During his Fellowship, Sam will help under-resourced businesses grow, create jobs, and build community wealth. He will do this by counseling clients on avenues to raise funds through accessible, exempt securities offerings. He will prepare all necessary legal documents and undertake any necessary compliance filings. Sam will work with Start Small’s in-house finance and marketing teams to effectively design, structure, and market the offerings. He will create an education program to inform entrepreneurs and the public about local securities offerings.
I want the businesses in the community to reflect the people of the community, while at the same time making sure that entrepreneurs can pay themselves a reasonable salary, hire the help they need, and build for the future.
Sam Karlin /
2021 Equal Justice Works Fellow
Rio is creating a holistic clinic for low-income Bay Area residents burdened by court, traffic, and bail bonds debt and advocating to end undue criminal and civil monetary sanctions to challenge the criminalization of poverty.
Rio’s project targets the criminalization of poverty. It does so primarily by working with low-income people struggling with court, traffic, and bail bonds debt and helping them get their debt discharged through defensive and affirmative litigation. The project also aims to reduce the number of fines and fees imposed on defendants and challenge the debt-collection practices that people with criminal legal debt face.
Rio was born and raised in the Bay Area and treasures the region for its eccentric and idealistic spirit. The Bay Area, however, strains under the weight of severe inequality. For years, Rio has worked as a community organizer to build power to advance equity in the region. That work, which included tenant organizing and advocacy for incarcerated people, will inform Rio’s work challenging the criminalization of poverty through this project.
Fellowship Highlights to Date
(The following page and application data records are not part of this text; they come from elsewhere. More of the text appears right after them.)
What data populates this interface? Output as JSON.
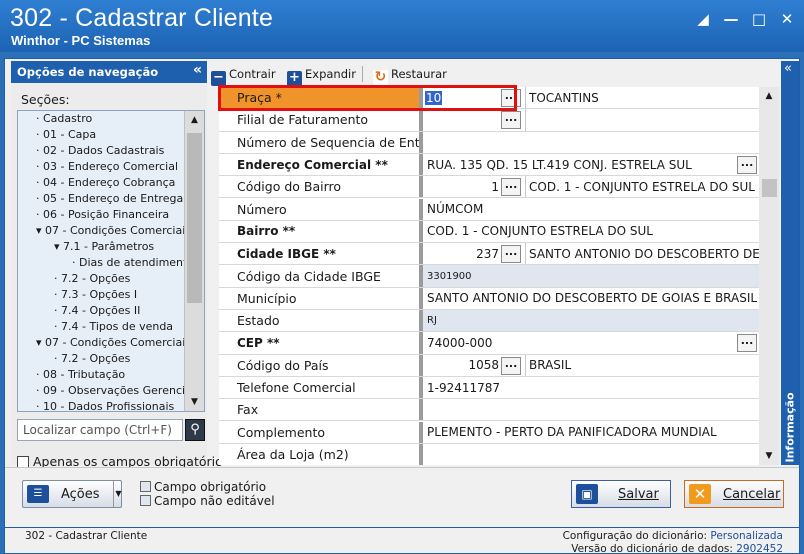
{
  "window": {
    "title": "302 - Cadastrar Cliente",
    "subtitle": "Winthor - PC Sistemas",
    "controls": [
      "restore-icon",
      "minimize-icon",
      "maximize-icon",
      "close-icon"
    ]
  },
  "nav": {
    "header": "Opções de navegação",
    "collapse": "«",
    "sections_label": "Seções:",
    "tree": [
      {
        "label": "Cadastro",
        "level": 0
      },
      {
        "label": "01 - Capa",
        "level": 0
      },
      {
        "label": "02 - Dados Cadastrais",
        "level": 0
      },
      {
        "label": "03 - Endereço Comercial",
        "level": 0
      },
      {
        "label": "04 - Endereço Cobrança",
        "level": 0
      },
      {
        "label": "05 - Endereço de Entrega",
        "level": 0
      },
      {
        "label": "06 - Posição Financeira",
        "level": 0
      },
      {
        "label": "07 - Condições Comerciais",
        "level": 0
      },
      {
        "label": "7.1 - Parâmetros",
        "level": 1
      },
      {
        "label": "Dias de atendimento",
        "level": 2
      },
      {
        "label": "7.2 - Opções",
        "level": 1
      },
      {
        "label": "7.3 - Opções I",
        "level": 1
      },
      {
        "label": "7.4 - Opções II",
        "level": 1
      },
      {
        "label": "7.4 - Tipos de venda",
        "level": 1
      },
      {
        "label": "07 - Condições Comerciais",
        "level": 0
      },
      {
        "label": "7.2 - Opções",
        "level": 1
      },
      {
        "label": "08 - Tributação",
        "level": 0
      },
      {
        "label": "09 - Observações Gerenciais",
        "level": 0
      },
      {
        "label": "10 - Dados Profissionais",
        "level": 0
      }
    ],
    "search_placeholder": "Localizar campo (Ctrl+F)",
    "only_required": "Apenas os campos obrigatório"
  },
  "toolbar": {
    "contrair": "Contrair",
    "expandir": "Expandir",
    "restaurar": "Restaurar"
  },
  "grid": {
    "rows": [
      {
        "label": "Praça *",
        "bold": false,
        "highlight": true,
        "num": "10",
        "selected": true,
        "ellipsis_left": true,
        "second": "TOCANTINS"
      },
      {
        "label": "Filial de Faturamento",
        "bold": false,
        "num": "",
        "ellipsis_left": true,
        "second": ""
      },
      {
        "label": "Número de Sequencia de Entre",
        "bold": false,
        "text": ""
      },
      {
        "label": "Endereço Comercial **",
        "bold": true,
        "text": "RUA. 135 QD. 15 LT.419 CONJ. ESTRELA SUL",
        "ellipsis_right": true
      },
      {
        "label": "Código do Bairro",
        "bold": false,
        "num": "1",
        "ellipsis_left": true,
        "second": "COD. 1 - CONJUNTO ESTRELA DO SUL"
      },
      {
        "label": "Número",
        "bold": false,
        "text": "NÚMCOM"
      },
      {
        "label": "Bairro **",
        "bold": true,
        "text": "COD. 1 - CONJUNTO ESTRELA DO SUL"
      },
      {
        "label": "Cidade IBGE **",
        "bold": true,
        "num": "237",
        "ellipsis_left": true,
        "second": "SANTO ANTONIO DO DESCOBERTO DE G"
      },
      {
        "label": "Código da Cidade IBGE",
        "bold": false,
        "text": "3301900",
        "small": true,
        "shade": true
      },
      {
        "label": "Município",
        "bold": false,
        "text": "SANTO ANTONIO DO DESCOBERTO DE GOIAS E BRASIL"
      },
      {
        "label": "Estado",
        "bold": false,
        "text": "RJ",
        "small": true,
        "shade": true
      },
      {
        "label": "CEP **",
        "bold": true,
        "text": "74000-000",
        "ellipsis_right": true
      },
      {
        "label": "Código do País",
        "bold": false,
        "num": "1058",
        "ellipsis_left": true,
        "second": "BRASIL"
      },
      {
        "label": "Telefone Comercial",
        "bold": false,
        "text": "1-92411787"
      },
      {
        "label": "Fax",
        "bold": false,
        "text": ""
      },
      {
        "label": "Complemento",
        "bold": false,
        "text": "PLEMENTO - PERTO DA PANIFICADORA MUNDIAL"
      },
      {
        "label": "Área da Loja (m2)",
        "bold": false,
        "text": ""
      }
    ]
  },
  "info_panel": {
    "label": "Informação",
    "collapse": "«"
  },
  "bottom": {
    "acoes": "Ações",
    "legend_required": "Campo obrigatório",
    "legend_readonly": "Campo não editável",
    "salvar": "Salvar",
    "cancelar": "Cancelar"
  },
  "status": {
    "left": "302 - Cadastrar Cliente",
    "config_label": "Configuração do dicionário:",
    "config_value": "Personalizada",
    "version_label": "Versão do dicionário de dados:",
    "version_value": "2902452"
  },
  "colors": {
    "title_bar": "#1d63b3",
    "highlight_label": "#f0932a",
    "red_frame": "#e01010",
    "link_value": "#1d4f9a"
  }
}
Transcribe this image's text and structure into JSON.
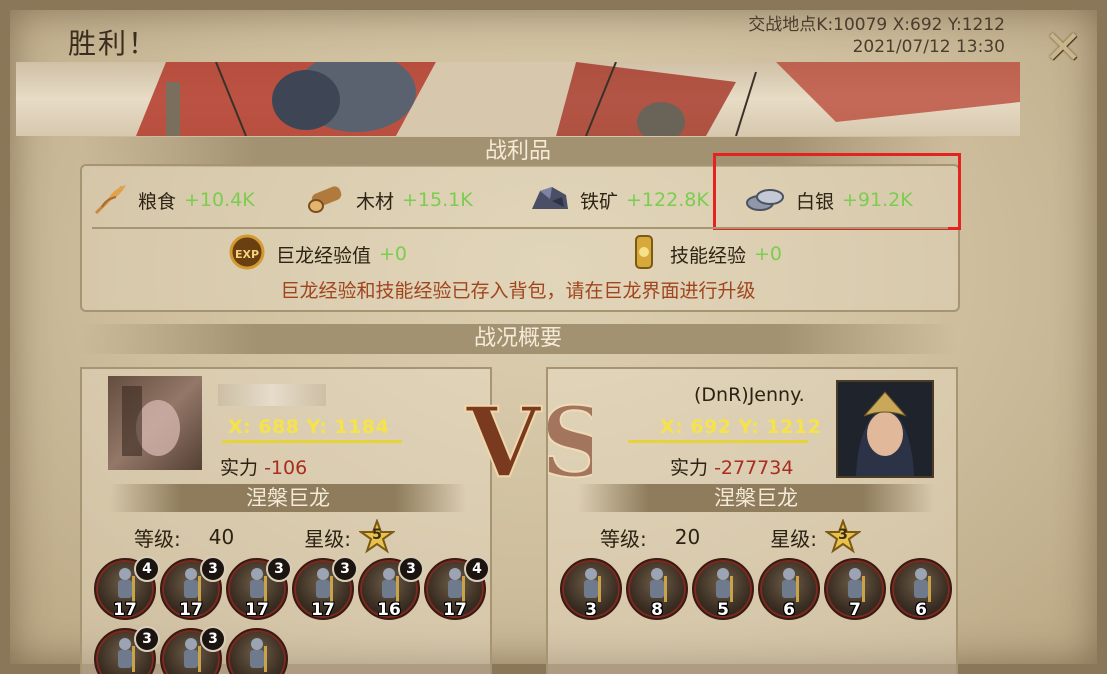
{
  "header": {
    "title": "胜利！",
    "location": "交战地点K:10079 X:692 Y:1212",
    "datetime": "2021/07/12 13:30",
    "close_icon": "close-x-icon"
  },
  "loot": {
    "section_title": "战利品",
    "resources": [
      {
        "icon": "wheat-icon",
        "label": "粮食",
        "value": "+10.4K"
      },
      {
        "icon": "wood-log-icon",
        "label": "木材",
        "value": "+15.1K"
      },
      {
        "icon": "iron-ore-icon",
        "label": "铁矿",
        "value": "+122.8K"
      },
      {
        "icon": "silver-coins-icon",
        "label": "白银",
        "value": "+91.2K"
      }
    ],
    "dragon_exp": {
      "icon": "exp-icon",
      "label": "巨龙经验值",
      "value": "+0"
    },
    "skill_exp": {
      "icon": "skill-scroll-icon",
      "label": "技能经验",
      "value": "+0"
    },
    "notice": "巨龙经验和技能经验已存入背包，请在巨龙界面进行升级",
    "highlight_color": "#e4231f",
    "value_color": "#7ccd4f"
  },
  "overview": {
    "section_title": "战况概要",
    "vs_label": "VS",
    "left": {
      "name": "",
      "coords": "X: 688 Y: 1184",
      "power_label": "实力",
      "power": "-106",
      "dragon": "涅槃巨龙",
      "level_label": "等级:",
      "level": "40",
      "star_label": "星级:",
      "stars": "5",
      "units": [
        {
          "level": "17",
          "badge": "4"
        },
        {
          "level": "17",
          "badge": "3"
        },
        {
          "level": "17",
          "badge": "3"
        },
        {
          "level": "17",
          "badge": "3"
        },
        {
          "level": "16",
          "badge": "3"
        },
        {
          "level": "17",
          "badge": "4"
        },
        {
          "level": "",
          "badge": "3"
        },
        {
          "level": "",
          "badge": "3"
        },
        {
          "level": "",
          "badge": ""
        }
      ]
    },
    "right": {
      "name": "(DnR)Jenny.",
      "coords": "X: 692 Y: 1212",
      "power_label": "实力",
      "power": "-277734",
      "dragon": "涅槃巨龙",
      "level_label": "等级:",
      "level": "20",
      "star_label": "星级:",
      "stars": "3",
      "units": [
        {
          "level": "3",
          "badge": ""
        },
        {
          "level": "8",
          "badge": ""
        },
        {
          "level": "5",
          "badge": ""
        },
        {
          "level": "6",
          "badge": ""
        },
        {
          "level": "7",
          "badge": ""
        },
        {
          "level": "6",
          "badge": ""
        }
      ]
    }
  }
}
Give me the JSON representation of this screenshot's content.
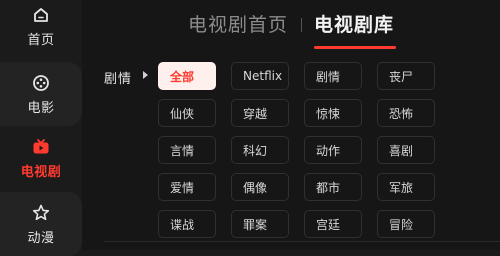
{
  "sidebar": {
    "items": [
      {
        "label": "首页",
        "icon": "home-icon"
      },
      {
        "label": "电影",
        "icon": "film-reel-icon"
      },
      {
        "label": "电视剧",
        "icon": "tv-icon",
        "active": true
      },
      {
        "label": "动漫",
        "icon": "star-icon"
      }
    ]
  },
  "tabs": [
    {
      "label": "电视剧首页"
    },
    {
      "label": "电视剧库",
      "active": true
    }
  ],
  "filter": {
    "label": "剧情",
    "options": [
      "全部",
      "Netflix",
      "剧情",
      "丧尸",
      "仙侠",
      "穿越",
      "惊悚",
      "恐怖",
      "言情",
      "科幻",
      "动作",
      "喜剧",
      "爱情",
      "偶像",
      "都市",
      "军旅",
      "谍战",
      "罪案",
      "宫廷",
      "冒险"
    ],
    "selected": "全部"
  },
  "colors": {
    "accent": "#ff3b2f",
    "background": "#161616",
    "sidebar": "#1b1b1b",
    "chip_border": "#303030",
    "selected_chip_bg": "#fff0ed"
  }
}
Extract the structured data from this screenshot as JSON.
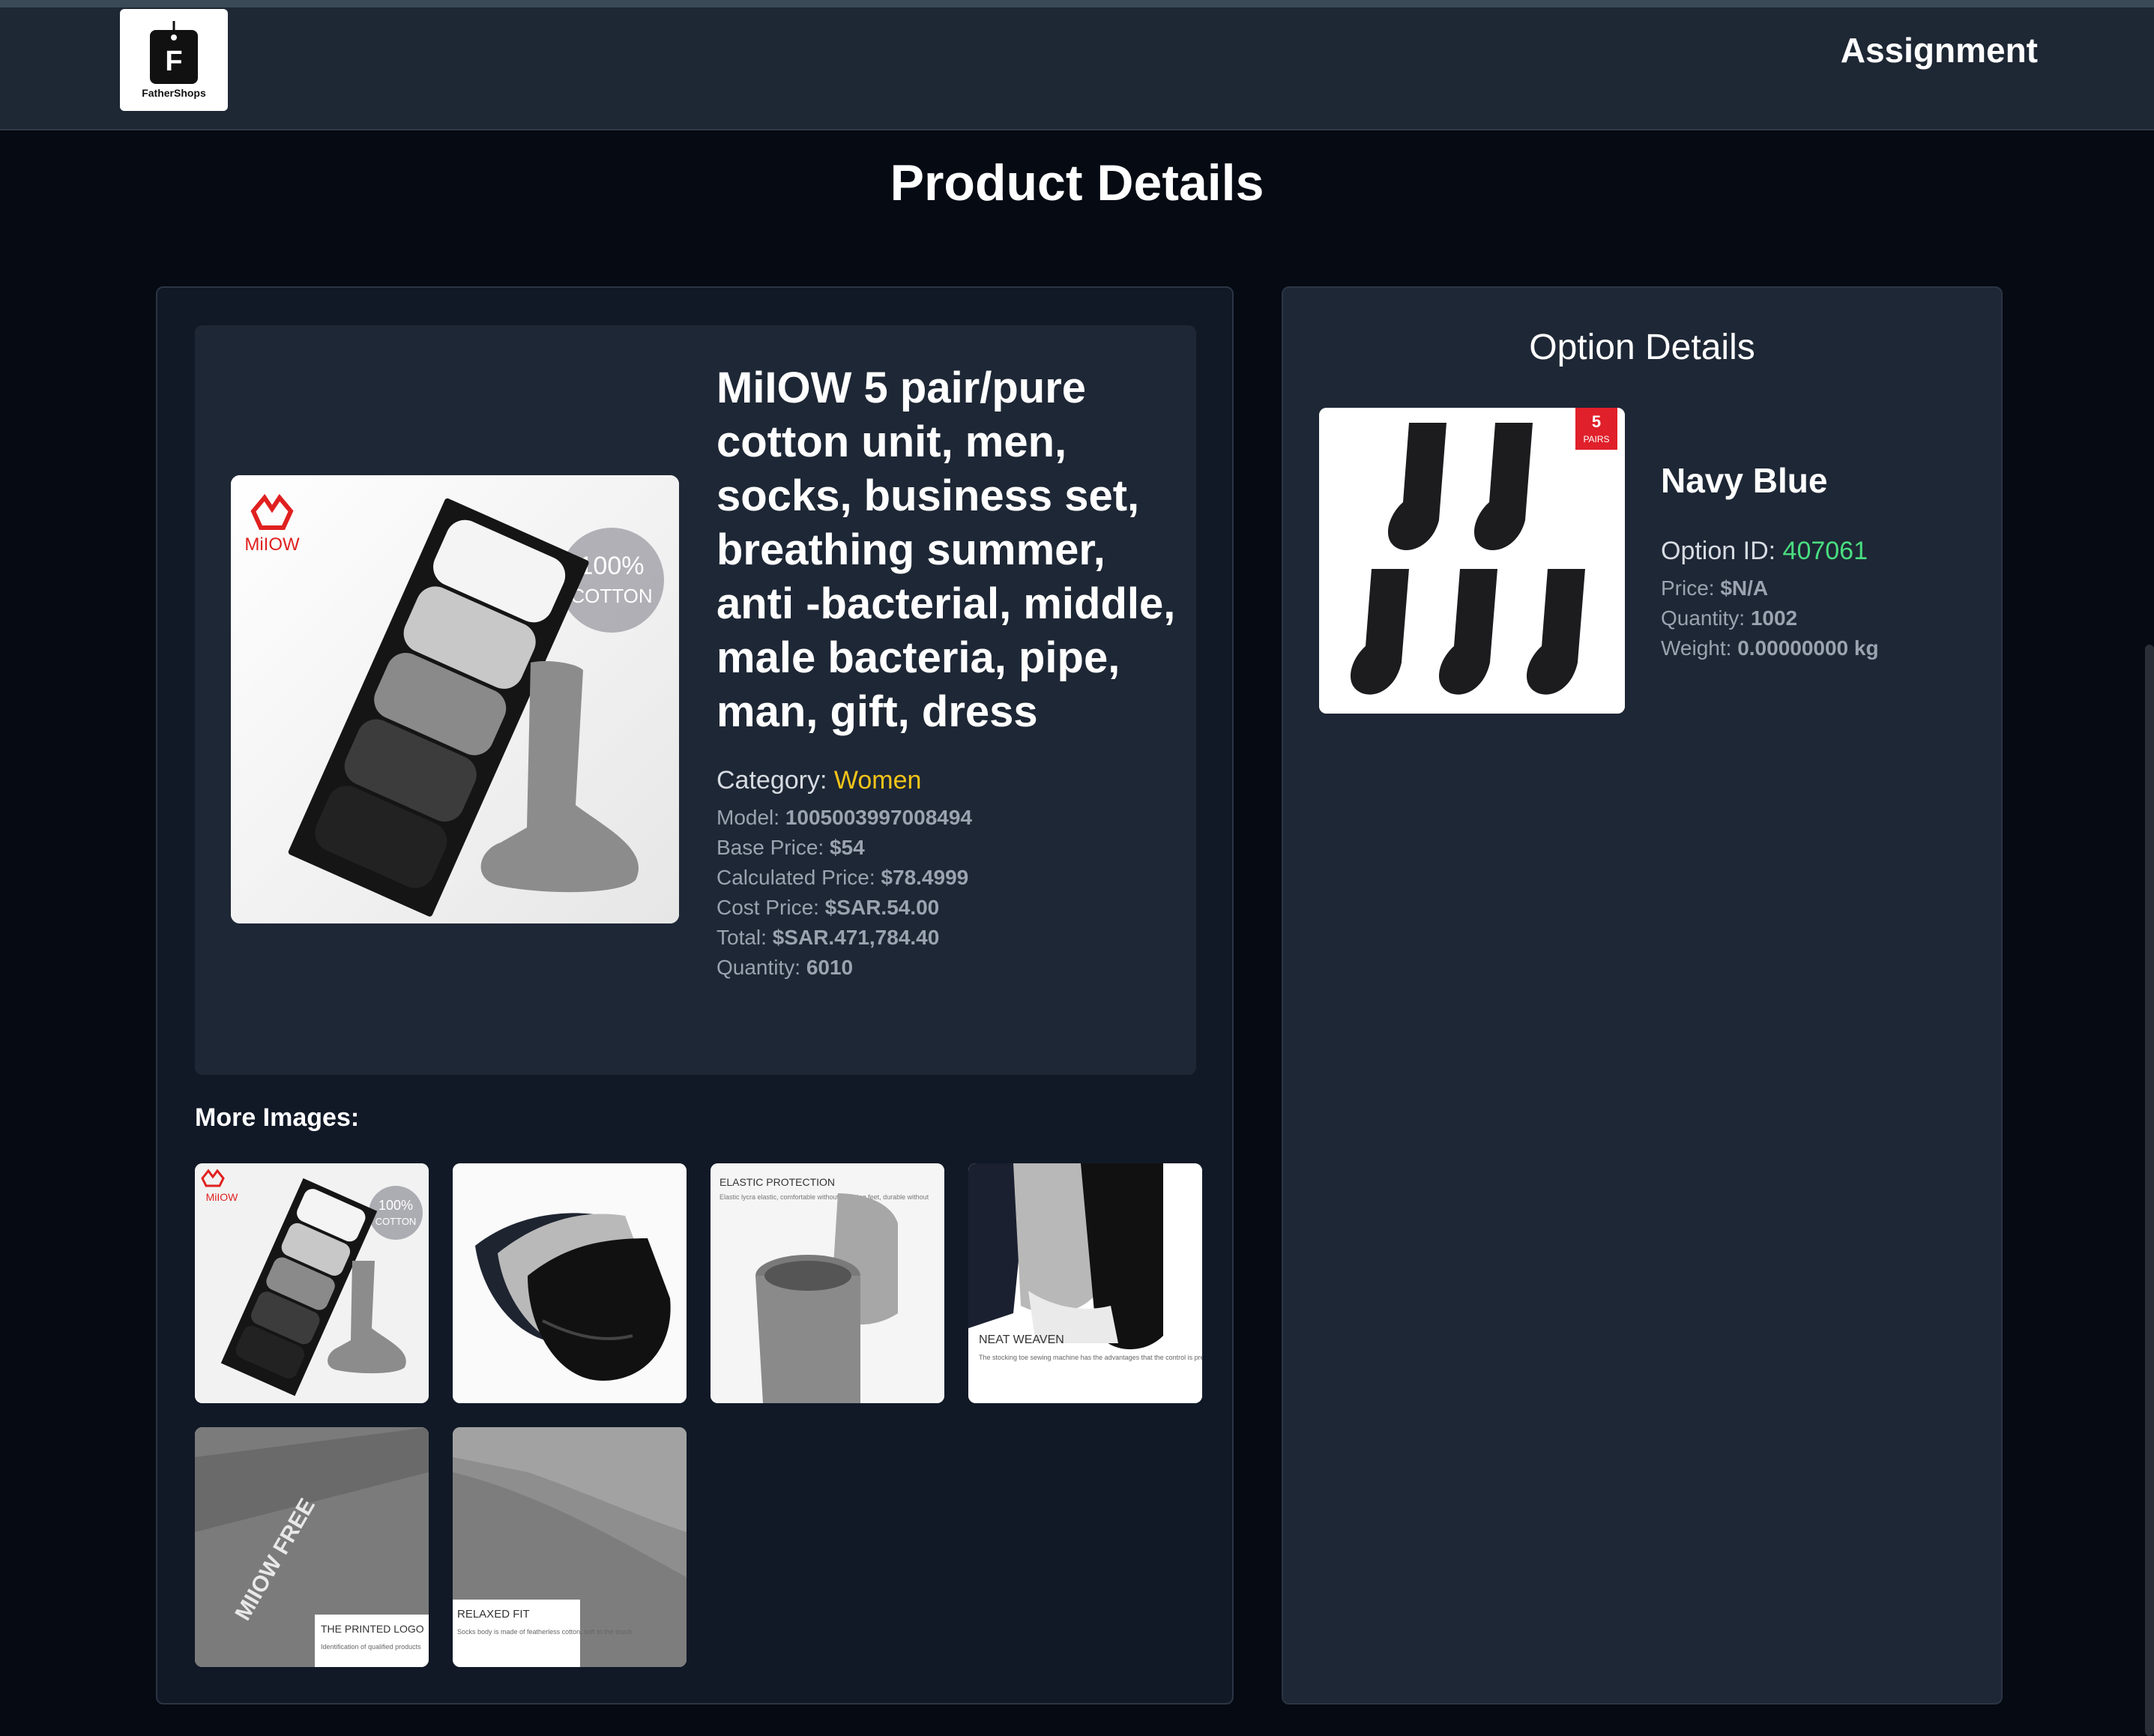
{
  "header": {
    "logo_text": "FatherShops",
    "logo_letter": "F",
    "nav_title": "Assignment"
  },
  "page": {
    "title": "Product Details"
  },
  "product": {
    "name": "MiIOW 5 pair/pure cotton unit, men, socks, business set, breathing summer, anti -bacterial, middle, male bacteria, pipe, man, gift, dress",
    "category_label": "Category:",
    "category_value": "Women",
    "model_label": "Model:",
    "model_value": "1005003997008494",
    "base_price_label": "Base Price:",
    "base_price_value": "$54",
    "calculated_price_label": "Calculated Price:",
    "calculated_price_value": "$78.4999",
    "cost_price_label": "Cost Price:",
    "cost_price_value": "$SAR.54.00",
    "total_label": "Total:",
    "total_value": "$SAR.471,784.40",
    "quantity_label": "Quantity:",
    "quantity_value": "6010",
    "main_image_brand": "MiIOW",
    "main_image_badge_line1": "100%",
    "main_image_badge_line2": "COTTON"
  },
  "more_images": {
    "label": "More Images:",
    "thumbs": [
      {
        "brand": "MiIOW",
        "badge1": "100%",
        "badge2": "COTTON"
      },
      {
        "caption": ""
      },
      {
        "caption": "ELASTIC PROTECTION",
        "sub": "Elastic lycra elastic, comfortable without straining feet, durable without"
      },
      {
        "caption": "NEAT WEAVEN",
        "sub": "The stocking toe sewing machine has the advantages that the control is precise and the stocking toe seam is neat."
      },
      {
        "caption": "THE PRINTED LOGO",
        "sub": "Identification of qualified products",
        "print": "MIIOW FREE"
      },
      {
        "caption": "RELAXED FIT",
        "sub": "Socks body is made of featherless cotton, soft to the touch"
      }
    ]
  },
  "option": {
    "title": "Option Details",
    "name": "Navy Blue",
    "id_label": "Option ID:",
    "id_value": "407061",
    "price_label": "Price:",
    "price_value": "$N/A",
    "quantity_label": "Quantity:",
    "quantity_value": "1002",
    "weight_label": "Weight:",
    "weight_value": "0.00000000 kg",
    "badge_num": "5",
    "badge_text": "PAIRS"
  },
  "colors": {
    "background": "#050a13",
    "navbar": "#1e2734",
    "panel": "#1e2735",
    "category_accent": "#f5c518",
    "option_id_accent": "#4ade80"
  }
}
During the two year fellowship period, Rio has:
- Eliminated over $60,000 of bail bonds debt and secured over $10,000 of refunds through pro bono partnership
- Assisted in securing a preliminary injunction in a first-of-its-kind class action lawsuit using consumer protection law against one of California’s worst bail bonds companies
- Helped lead the campaign for AB 1238, the Freedom to Walk Act, a California state bill that would decriminalize jaywalking
In the next year, Rio plans to:
- Help clients file small claims court actions to address consumer protection violations by bail bonds companies
- Represent clients with immigration bonds and assist them in eliminating their outstanding debt
- Continue co-counseling in an ongoing class-action lawsuit against a major California bail bonds company
Julia enforced the ADA rights of welfare recipients with disabilities through direct services, administrative advocacy, and the creation of accessible training programs.
Julia is the executive director of the John Paul Stevens Fellowship Foundation, investing in summer public interest fellowships for law students who want to build careers in civil rights, legal aid, and public defense. Previously Julia served as CEO of OneJustice, where she led the organization’s work to bring life-changing legal help to Californians in need through a statewide network of law firms, law schools, corporate legal departments, and 100+ nonprofit legal organizations.
I wake up every single day of my life and I'm so thankful for the work that I have done and that I get to do. I'm so grateful for that initial investment in my career.
Julia R. Wilson /
Equal Justice Works Fellow